Vice President Tareq al-Hashemi, a Sunni the authorities have accused of running death squads, said his lawyers had been restricted access to the investigation against him and that the "situation in Iraq has become intolerable."
Hashemi alleges that his bodyguard Amir Sarbut Zaidan al-Batawi, who died in custody earlier this month, was tortured, and has released photographs which he says support the claims.
Security forces and judicial officials say Batawi died of kidney failure.
Human Rights Watch, meanwhile, has called for a criminal investigation into the death of the 33-year-old father-of-three.
Signup to our newsletter and follow us on Facebook and Twitter!
"I ask all human rights related organisations in Iraq to take urgent actions by sending (a) neutral and specialised committee to examine the body medically and to identify the cause of death," Hashemi said in a televised speech delivered in English.
"I also ask security and judicial authorities in Iraq to provide an explanation for what happened."
He said his lawyers had not been allowed to witness investigation hearings, and when they were given access to minutes of the hearing, judges barred them from taking notes or making copies.

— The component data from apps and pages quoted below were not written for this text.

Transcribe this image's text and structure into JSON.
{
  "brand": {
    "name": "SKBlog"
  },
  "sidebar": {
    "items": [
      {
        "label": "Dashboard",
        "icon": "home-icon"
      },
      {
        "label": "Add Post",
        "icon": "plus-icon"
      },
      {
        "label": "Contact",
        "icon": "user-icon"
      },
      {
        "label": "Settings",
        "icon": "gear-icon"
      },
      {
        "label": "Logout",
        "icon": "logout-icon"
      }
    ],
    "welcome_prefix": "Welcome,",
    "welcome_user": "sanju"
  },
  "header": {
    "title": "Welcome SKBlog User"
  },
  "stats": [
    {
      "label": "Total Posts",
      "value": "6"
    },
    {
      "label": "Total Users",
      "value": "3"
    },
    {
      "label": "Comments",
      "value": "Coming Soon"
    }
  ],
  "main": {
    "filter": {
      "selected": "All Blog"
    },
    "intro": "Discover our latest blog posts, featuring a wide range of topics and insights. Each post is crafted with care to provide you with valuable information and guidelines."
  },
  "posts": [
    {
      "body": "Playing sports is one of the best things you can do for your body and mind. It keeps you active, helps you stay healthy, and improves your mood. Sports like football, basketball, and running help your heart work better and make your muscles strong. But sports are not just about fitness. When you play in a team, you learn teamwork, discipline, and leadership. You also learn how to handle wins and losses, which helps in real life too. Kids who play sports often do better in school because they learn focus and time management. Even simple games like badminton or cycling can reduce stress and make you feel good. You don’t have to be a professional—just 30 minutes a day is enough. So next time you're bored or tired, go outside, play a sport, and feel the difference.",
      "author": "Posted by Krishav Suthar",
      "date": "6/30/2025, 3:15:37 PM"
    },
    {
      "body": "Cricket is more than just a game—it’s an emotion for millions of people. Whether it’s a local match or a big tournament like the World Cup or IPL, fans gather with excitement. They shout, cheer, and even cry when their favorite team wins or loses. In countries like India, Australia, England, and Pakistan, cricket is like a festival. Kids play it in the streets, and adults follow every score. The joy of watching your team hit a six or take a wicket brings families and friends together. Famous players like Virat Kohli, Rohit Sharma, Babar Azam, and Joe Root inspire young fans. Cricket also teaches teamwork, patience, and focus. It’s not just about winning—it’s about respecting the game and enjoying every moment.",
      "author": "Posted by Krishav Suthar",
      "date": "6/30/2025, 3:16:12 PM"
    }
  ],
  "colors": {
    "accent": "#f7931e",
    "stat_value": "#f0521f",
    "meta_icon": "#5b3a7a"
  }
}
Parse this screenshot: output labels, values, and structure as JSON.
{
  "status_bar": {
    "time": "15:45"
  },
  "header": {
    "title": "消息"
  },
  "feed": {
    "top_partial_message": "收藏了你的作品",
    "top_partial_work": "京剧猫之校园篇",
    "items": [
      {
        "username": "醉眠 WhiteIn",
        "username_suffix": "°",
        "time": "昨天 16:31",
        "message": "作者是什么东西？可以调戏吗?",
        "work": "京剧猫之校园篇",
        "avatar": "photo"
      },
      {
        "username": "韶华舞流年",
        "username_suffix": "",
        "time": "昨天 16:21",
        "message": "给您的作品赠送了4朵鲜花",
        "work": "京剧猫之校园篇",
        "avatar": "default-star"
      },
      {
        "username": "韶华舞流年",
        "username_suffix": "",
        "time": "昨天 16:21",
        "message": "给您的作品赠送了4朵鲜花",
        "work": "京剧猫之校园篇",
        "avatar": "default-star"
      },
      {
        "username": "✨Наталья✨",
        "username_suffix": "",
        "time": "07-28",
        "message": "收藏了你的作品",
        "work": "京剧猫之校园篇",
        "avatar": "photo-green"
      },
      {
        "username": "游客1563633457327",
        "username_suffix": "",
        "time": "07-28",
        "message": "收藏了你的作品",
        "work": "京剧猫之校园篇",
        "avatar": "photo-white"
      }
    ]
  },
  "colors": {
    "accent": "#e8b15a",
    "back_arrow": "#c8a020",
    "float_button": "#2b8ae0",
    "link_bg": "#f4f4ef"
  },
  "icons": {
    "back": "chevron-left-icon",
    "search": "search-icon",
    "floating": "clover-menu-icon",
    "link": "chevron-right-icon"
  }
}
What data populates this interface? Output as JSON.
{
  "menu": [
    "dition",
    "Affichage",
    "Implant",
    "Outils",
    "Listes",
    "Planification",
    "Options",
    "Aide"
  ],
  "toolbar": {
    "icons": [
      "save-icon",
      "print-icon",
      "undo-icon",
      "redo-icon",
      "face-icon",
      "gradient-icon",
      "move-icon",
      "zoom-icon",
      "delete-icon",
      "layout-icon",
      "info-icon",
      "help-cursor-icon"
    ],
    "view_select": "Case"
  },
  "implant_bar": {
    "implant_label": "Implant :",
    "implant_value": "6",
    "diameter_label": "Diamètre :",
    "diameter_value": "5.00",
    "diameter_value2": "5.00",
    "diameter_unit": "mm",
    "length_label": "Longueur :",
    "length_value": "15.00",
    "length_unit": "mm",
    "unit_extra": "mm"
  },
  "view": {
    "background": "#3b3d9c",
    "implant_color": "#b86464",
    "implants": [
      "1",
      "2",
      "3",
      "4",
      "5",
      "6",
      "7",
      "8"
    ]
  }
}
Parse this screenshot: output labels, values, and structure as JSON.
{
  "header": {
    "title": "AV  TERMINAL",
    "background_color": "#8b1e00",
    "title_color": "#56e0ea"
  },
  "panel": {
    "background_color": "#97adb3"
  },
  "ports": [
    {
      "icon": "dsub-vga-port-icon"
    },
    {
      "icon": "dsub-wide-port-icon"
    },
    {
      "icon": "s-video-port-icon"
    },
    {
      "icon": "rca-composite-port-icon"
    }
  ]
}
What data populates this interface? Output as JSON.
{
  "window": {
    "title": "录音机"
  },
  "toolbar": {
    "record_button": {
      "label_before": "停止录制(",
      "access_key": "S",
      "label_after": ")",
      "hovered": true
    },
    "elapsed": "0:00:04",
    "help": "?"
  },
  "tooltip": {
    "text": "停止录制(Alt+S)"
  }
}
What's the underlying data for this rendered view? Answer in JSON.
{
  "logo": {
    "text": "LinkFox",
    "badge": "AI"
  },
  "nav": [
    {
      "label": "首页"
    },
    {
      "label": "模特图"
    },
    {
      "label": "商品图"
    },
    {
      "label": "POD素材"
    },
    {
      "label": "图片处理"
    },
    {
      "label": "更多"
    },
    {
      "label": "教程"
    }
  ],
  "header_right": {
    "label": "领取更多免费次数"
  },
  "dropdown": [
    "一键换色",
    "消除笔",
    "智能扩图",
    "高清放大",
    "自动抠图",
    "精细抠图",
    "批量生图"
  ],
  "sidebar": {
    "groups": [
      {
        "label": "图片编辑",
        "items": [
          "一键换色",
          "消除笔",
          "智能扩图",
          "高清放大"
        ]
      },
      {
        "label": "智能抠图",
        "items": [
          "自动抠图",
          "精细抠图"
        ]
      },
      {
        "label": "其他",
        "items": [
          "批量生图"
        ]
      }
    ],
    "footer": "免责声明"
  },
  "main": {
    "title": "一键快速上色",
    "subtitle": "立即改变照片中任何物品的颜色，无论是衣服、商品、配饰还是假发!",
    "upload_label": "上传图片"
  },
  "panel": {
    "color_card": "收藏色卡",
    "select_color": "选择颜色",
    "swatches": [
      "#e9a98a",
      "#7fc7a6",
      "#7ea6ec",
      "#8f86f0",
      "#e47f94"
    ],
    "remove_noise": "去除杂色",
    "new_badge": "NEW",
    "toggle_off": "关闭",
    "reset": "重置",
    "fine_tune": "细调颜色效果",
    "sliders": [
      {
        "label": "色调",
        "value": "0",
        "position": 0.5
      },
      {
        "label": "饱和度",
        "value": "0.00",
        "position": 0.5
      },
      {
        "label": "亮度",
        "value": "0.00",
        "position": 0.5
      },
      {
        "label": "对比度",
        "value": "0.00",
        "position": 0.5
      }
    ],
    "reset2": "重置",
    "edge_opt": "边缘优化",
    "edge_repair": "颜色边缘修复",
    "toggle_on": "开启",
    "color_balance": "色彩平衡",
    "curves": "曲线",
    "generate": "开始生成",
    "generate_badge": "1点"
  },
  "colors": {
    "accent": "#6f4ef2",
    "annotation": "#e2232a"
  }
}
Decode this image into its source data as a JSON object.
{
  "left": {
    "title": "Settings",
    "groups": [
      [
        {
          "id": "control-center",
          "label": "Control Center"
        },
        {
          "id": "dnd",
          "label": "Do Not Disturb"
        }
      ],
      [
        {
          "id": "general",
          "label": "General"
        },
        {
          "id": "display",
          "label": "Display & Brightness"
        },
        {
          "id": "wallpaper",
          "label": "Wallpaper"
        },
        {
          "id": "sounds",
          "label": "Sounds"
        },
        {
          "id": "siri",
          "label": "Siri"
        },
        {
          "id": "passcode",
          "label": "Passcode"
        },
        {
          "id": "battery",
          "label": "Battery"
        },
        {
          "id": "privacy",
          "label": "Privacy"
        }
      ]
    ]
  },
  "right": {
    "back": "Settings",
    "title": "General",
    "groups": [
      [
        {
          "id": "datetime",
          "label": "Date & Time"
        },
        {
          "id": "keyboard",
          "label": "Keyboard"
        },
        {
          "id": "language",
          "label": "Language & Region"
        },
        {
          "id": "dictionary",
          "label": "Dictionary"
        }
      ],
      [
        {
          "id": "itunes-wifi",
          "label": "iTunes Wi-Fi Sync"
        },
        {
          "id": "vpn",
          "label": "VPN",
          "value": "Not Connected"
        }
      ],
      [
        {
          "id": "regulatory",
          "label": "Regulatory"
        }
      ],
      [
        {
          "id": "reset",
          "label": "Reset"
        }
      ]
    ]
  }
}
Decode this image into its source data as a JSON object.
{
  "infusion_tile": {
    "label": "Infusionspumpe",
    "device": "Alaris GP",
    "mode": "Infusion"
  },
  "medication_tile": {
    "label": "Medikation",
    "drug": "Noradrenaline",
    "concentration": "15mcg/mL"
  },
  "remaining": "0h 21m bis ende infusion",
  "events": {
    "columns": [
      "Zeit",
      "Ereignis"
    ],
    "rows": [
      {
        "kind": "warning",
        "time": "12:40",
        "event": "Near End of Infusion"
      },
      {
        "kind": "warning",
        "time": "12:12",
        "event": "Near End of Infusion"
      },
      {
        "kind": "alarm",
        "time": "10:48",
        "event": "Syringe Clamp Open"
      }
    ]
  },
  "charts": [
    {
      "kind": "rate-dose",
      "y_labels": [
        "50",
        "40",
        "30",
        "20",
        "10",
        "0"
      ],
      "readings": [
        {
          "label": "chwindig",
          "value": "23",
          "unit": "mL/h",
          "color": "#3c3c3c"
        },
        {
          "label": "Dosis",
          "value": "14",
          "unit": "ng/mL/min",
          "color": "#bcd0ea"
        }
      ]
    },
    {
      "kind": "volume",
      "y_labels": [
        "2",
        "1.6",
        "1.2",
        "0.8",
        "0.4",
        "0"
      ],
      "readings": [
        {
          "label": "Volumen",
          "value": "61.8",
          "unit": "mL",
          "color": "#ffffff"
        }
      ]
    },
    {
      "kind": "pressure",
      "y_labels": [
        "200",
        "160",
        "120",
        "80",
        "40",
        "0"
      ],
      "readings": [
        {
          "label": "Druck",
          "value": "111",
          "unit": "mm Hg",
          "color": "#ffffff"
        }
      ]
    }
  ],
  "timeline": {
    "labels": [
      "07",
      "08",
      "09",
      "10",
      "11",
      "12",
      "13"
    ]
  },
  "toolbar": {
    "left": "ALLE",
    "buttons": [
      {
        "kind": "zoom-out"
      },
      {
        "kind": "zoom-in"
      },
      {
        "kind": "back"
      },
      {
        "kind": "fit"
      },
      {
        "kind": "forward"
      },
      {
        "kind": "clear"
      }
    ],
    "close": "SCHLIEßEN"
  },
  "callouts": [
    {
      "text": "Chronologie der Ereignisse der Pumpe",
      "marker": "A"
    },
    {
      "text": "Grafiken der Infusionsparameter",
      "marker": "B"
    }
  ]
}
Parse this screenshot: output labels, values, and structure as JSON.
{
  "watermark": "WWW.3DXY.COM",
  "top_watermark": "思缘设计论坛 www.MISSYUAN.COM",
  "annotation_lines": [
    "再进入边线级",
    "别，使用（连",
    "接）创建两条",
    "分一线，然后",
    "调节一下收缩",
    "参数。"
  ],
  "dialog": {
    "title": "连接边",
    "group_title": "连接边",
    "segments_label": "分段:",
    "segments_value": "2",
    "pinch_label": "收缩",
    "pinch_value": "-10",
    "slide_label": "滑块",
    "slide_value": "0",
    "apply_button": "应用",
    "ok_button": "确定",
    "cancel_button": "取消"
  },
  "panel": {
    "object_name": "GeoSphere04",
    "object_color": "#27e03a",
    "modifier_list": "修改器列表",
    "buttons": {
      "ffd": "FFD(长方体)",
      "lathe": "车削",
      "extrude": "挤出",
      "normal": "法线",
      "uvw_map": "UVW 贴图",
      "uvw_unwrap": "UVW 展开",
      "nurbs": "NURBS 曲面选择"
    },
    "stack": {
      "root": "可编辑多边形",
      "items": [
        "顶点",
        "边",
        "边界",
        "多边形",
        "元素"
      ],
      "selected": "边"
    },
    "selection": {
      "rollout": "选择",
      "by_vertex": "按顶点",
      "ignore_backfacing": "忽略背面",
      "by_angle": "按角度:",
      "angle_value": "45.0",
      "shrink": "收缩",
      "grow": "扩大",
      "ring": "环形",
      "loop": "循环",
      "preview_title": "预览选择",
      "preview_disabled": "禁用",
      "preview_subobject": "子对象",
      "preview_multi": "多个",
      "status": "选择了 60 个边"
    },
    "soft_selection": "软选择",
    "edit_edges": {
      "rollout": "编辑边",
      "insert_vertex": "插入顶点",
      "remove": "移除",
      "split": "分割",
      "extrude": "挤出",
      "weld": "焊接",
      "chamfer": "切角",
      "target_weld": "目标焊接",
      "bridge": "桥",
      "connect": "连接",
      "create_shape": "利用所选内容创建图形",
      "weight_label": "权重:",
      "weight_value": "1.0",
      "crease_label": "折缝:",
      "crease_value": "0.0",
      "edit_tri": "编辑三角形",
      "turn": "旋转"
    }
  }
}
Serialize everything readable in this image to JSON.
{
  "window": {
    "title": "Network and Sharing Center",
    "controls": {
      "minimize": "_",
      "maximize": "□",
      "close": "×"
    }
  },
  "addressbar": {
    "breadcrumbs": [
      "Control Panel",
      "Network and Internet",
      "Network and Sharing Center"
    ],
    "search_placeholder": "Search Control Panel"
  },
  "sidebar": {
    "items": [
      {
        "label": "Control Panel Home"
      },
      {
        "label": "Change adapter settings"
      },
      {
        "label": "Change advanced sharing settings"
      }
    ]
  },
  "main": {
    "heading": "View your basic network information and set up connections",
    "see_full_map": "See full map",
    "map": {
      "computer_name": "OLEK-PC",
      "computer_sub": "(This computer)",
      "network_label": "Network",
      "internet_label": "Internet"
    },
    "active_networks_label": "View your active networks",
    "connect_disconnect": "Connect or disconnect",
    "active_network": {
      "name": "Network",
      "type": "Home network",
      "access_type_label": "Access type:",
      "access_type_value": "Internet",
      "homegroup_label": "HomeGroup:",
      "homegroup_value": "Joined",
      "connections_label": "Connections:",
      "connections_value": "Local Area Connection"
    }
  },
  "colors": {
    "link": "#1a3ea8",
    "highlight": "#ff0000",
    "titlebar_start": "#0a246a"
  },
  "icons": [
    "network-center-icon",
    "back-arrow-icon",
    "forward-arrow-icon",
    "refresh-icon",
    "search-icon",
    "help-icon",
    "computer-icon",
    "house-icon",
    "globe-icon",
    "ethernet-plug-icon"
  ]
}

"I beseech (the) international community to take rapid action to rectify (the) disastrous situation and status related to human rights, as the situation in Iraq has become intolerable," Hashemi said.
A senior Iraqi general and a judicial spokesman have said Batawi died of kidney failure and other conditions after refusing treatment, and suggested photographs released by Hashemi's office apparently showing Batawi's body bearing signs of abuse were digitally manipulated.
In December, shortly after US troops completed their withdrawal from Iraq, the country's Shiite-led authorities issued an arrest warrant for Hashemi on terror charges, sparking a protracted political crisis.
Hashemi, who has been in Iraq's autonomous Kurdistan region for the duration of the row, says the allegations are politically motivated, and Kurdish officials have refused to hand him over to the central government.